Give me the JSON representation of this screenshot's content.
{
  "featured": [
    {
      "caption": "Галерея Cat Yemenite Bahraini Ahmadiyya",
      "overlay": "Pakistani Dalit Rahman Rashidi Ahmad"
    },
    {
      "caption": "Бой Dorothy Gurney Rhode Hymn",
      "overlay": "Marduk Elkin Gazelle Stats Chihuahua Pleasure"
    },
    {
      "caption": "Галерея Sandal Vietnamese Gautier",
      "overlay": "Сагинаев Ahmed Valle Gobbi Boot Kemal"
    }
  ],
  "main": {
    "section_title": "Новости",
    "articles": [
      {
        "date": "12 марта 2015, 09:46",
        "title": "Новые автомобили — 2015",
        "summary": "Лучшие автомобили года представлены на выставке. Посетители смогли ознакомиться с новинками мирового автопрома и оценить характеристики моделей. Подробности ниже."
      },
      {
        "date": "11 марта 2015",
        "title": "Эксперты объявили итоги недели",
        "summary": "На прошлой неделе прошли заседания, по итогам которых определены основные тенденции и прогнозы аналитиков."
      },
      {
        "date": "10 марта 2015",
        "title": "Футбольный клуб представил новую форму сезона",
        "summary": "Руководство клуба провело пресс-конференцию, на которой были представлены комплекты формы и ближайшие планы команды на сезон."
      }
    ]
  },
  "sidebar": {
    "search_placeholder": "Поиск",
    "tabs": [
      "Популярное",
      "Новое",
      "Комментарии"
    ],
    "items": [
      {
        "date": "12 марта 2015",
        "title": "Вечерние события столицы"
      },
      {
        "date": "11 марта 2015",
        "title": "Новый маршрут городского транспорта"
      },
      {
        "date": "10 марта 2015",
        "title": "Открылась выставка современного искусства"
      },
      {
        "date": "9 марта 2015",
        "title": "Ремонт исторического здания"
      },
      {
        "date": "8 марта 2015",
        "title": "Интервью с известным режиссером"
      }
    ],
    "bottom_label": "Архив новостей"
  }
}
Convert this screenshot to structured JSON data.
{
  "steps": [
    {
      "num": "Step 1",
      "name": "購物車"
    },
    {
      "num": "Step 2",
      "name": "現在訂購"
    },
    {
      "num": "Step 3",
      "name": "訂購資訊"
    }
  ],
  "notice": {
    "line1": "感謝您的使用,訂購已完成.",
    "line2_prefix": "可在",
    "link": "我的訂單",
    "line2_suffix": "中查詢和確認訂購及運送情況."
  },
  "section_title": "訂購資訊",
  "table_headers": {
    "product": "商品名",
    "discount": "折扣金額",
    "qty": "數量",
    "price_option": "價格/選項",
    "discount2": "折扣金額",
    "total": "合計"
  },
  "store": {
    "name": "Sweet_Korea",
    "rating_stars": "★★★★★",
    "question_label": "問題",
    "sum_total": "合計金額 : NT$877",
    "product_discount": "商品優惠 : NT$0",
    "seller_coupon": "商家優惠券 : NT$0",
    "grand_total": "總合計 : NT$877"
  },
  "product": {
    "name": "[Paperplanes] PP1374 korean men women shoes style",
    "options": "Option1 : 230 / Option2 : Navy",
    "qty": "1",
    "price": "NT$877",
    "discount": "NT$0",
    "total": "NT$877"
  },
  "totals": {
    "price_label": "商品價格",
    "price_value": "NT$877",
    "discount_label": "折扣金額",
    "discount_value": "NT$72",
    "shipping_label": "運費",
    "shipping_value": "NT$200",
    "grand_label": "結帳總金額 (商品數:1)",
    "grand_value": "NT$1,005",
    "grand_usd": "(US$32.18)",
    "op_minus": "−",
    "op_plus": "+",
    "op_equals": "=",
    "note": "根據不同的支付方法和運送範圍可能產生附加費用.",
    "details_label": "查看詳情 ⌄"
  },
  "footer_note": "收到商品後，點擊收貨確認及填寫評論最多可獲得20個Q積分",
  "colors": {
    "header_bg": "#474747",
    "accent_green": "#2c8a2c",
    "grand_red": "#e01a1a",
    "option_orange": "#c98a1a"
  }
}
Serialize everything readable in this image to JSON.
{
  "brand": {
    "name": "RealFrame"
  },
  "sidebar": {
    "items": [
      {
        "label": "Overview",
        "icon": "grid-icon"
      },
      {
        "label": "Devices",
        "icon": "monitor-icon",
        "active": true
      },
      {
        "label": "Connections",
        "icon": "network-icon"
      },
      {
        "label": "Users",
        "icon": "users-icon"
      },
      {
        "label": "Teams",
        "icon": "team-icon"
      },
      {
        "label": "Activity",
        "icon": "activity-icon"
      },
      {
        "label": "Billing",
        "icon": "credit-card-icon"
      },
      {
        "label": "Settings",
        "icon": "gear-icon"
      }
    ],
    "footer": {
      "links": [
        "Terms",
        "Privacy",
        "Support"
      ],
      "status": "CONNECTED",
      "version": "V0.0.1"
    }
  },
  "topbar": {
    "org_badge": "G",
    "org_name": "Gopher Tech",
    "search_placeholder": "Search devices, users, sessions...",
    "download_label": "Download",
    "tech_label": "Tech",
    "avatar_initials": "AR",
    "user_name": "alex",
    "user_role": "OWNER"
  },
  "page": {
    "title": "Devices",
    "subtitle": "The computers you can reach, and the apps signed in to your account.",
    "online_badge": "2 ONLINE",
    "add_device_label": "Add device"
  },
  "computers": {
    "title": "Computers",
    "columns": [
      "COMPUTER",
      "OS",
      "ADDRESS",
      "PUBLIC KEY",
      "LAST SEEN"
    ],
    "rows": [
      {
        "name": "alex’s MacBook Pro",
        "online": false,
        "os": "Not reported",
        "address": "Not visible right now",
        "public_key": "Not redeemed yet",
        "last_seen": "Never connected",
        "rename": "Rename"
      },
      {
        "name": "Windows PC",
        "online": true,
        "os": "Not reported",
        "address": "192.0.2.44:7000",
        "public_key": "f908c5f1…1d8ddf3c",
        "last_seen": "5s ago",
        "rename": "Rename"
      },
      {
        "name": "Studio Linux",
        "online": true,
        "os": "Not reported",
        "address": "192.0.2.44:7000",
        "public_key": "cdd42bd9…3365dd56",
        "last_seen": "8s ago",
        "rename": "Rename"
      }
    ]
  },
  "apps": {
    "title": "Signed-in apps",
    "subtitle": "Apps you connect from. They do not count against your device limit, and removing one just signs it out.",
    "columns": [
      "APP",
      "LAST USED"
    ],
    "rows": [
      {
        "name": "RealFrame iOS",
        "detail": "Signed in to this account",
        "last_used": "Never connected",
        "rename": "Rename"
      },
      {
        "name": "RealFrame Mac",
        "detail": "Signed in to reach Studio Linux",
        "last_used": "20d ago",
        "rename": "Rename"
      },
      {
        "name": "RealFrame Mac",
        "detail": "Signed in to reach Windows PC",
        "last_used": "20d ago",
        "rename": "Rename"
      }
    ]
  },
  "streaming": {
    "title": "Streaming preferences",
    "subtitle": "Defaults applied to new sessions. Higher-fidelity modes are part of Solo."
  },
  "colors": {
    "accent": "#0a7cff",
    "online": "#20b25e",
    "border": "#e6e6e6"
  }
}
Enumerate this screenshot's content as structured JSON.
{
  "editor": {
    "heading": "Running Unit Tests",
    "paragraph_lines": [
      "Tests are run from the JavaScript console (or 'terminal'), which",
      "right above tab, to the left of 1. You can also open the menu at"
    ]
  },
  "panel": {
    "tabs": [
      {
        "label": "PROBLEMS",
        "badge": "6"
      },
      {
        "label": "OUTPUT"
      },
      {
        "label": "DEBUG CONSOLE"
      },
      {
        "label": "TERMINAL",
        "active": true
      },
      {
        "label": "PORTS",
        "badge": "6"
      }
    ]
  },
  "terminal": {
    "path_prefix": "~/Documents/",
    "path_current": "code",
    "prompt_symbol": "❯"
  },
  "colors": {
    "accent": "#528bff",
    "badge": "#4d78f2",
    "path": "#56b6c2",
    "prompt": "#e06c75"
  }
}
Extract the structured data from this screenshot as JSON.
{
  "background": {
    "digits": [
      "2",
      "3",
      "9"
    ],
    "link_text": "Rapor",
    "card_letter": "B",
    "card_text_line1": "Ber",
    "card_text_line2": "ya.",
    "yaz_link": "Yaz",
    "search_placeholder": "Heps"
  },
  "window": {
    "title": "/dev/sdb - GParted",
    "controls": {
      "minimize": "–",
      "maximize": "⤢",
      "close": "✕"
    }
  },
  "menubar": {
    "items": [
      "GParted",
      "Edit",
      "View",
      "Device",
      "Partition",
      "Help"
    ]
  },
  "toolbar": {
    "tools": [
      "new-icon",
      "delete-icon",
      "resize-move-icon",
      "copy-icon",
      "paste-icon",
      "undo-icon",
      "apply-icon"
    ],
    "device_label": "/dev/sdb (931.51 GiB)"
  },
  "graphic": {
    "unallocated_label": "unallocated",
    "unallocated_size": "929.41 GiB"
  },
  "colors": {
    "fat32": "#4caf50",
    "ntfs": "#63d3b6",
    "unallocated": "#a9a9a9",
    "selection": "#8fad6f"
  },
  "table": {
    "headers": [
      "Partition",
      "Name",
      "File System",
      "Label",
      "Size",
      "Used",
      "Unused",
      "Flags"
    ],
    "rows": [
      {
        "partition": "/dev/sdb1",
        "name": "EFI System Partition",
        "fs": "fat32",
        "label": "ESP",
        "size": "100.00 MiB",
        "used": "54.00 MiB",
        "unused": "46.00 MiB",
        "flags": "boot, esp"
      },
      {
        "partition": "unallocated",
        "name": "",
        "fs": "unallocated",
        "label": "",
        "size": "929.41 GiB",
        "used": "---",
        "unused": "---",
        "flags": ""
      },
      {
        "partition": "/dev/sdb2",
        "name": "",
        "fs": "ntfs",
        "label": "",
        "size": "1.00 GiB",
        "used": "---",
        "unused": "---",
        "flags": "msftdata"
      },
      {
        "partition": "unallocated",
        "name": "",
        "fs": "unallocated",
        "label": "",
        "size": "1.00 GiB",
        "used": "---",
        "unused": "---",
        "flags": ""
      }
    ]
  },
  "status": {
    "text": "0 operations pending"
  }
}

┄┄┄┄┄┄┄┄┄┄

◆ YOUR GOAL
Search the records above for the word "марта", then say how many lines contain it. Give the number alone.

◆ OUTPUT
8